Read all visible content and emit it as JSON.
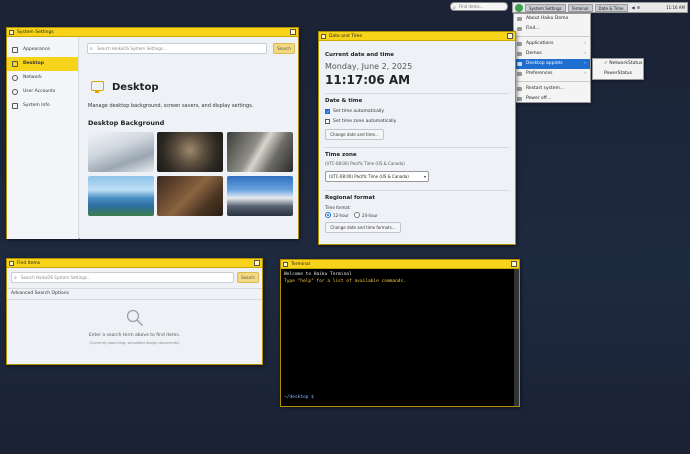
{
  "topbar": {
    "find_placeholder": "Find items...",
    "tabs": [
      "System Settings",
      "Terminal",
      "Date & Time"
    ],
    "tray_vol": "◀",
    "tray_net": "⚙",
    "clock": "11:16 AM"
  },
  "menu": {
    "items": [
      {
        "label": "About Haiku Demo",
        "arrow": ""
      },
      {
        "label": "Find...",
        "arrow": ""
      },
      {
        "label": "Applications",
        "arrow": "›"
      },
      {
        "label": "Demos",
        "arrow": "›"
      },
      {
        "label": "Desktop applets",
        "arrow": "›"
      },
      {
        "label": "Preferences",
        "arrow": "›"
      },
      {
        "label": "Restart system...",
        "arrow": ""
      },
      {
        "label": "Power off...",
        "arrow": ""
      }
    ],
    "submenu": [
      "✓ NetworkStatus",
      "PowerStatus"
    ]
  },
  "system_settings": {
    "title": "System Settings",
    "sidebar": [
      "Appearance",
      "Desktop",
      "Network",
      "User Accounts",
      "System Info"
    ],
    "search_placeholder": "Search HaikuOS System Settings...",
    "search_button": "Search",
    "page_title": "Desktop",
    "description": "Manage desktop background, screen savers, and display settings.",
    "bg_title": "Desktop Background"
  },
  "date_time": {
    "title": "Date and Time",
    "current_heading": "Current date and time",
    "date": "Monday, June 2, 2025",
    "time": "11:17:06 AM",
    "dt_heading": "Date & time",
    "auto_time": "Set time automatically",
    "auto_tz": "Set time zone automatically",
    "change_btn": "Change date and time...",
    "tz_heading": "Time zone",
    "tz_current": "(UTC-08:00) Pacific Time (US & Canada)",
    "tz_select": "(UTC-08:00) Pacific Time (US & Canada)",
    "regional_heading": "Regional format",
    "time_format_label": "Time format:",
    "h12": "12-hour",
    "h24": "24-hour",
    "formats_btn": "Change date and time formats..."
  },
  "find_items": {
    "title": "Find Items",
    "search_placeholder": "Search HaikuOS System Settings...",
    "search_button": "Search",
    "advanced": "Advanced Search Options",
    "empty_main": "Enter a search term above to find items.",
    "empty_sub": "(Currently searching: simulated design documents)"
  },
  "terminal": {
    "title": "Terminal",
    "line1": "Welcome to Haiku Terminal",
    "line2": "Type \"help\" for a list of available commands.",
    "prompt": "~/desktop $"
  }
}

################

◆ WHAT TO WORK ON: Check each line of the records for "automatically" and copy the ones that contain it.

◆ YOUR SOLUTION:
    "auto_time": "Set time automatically",
    "auto_tz": "Set time zone automatically",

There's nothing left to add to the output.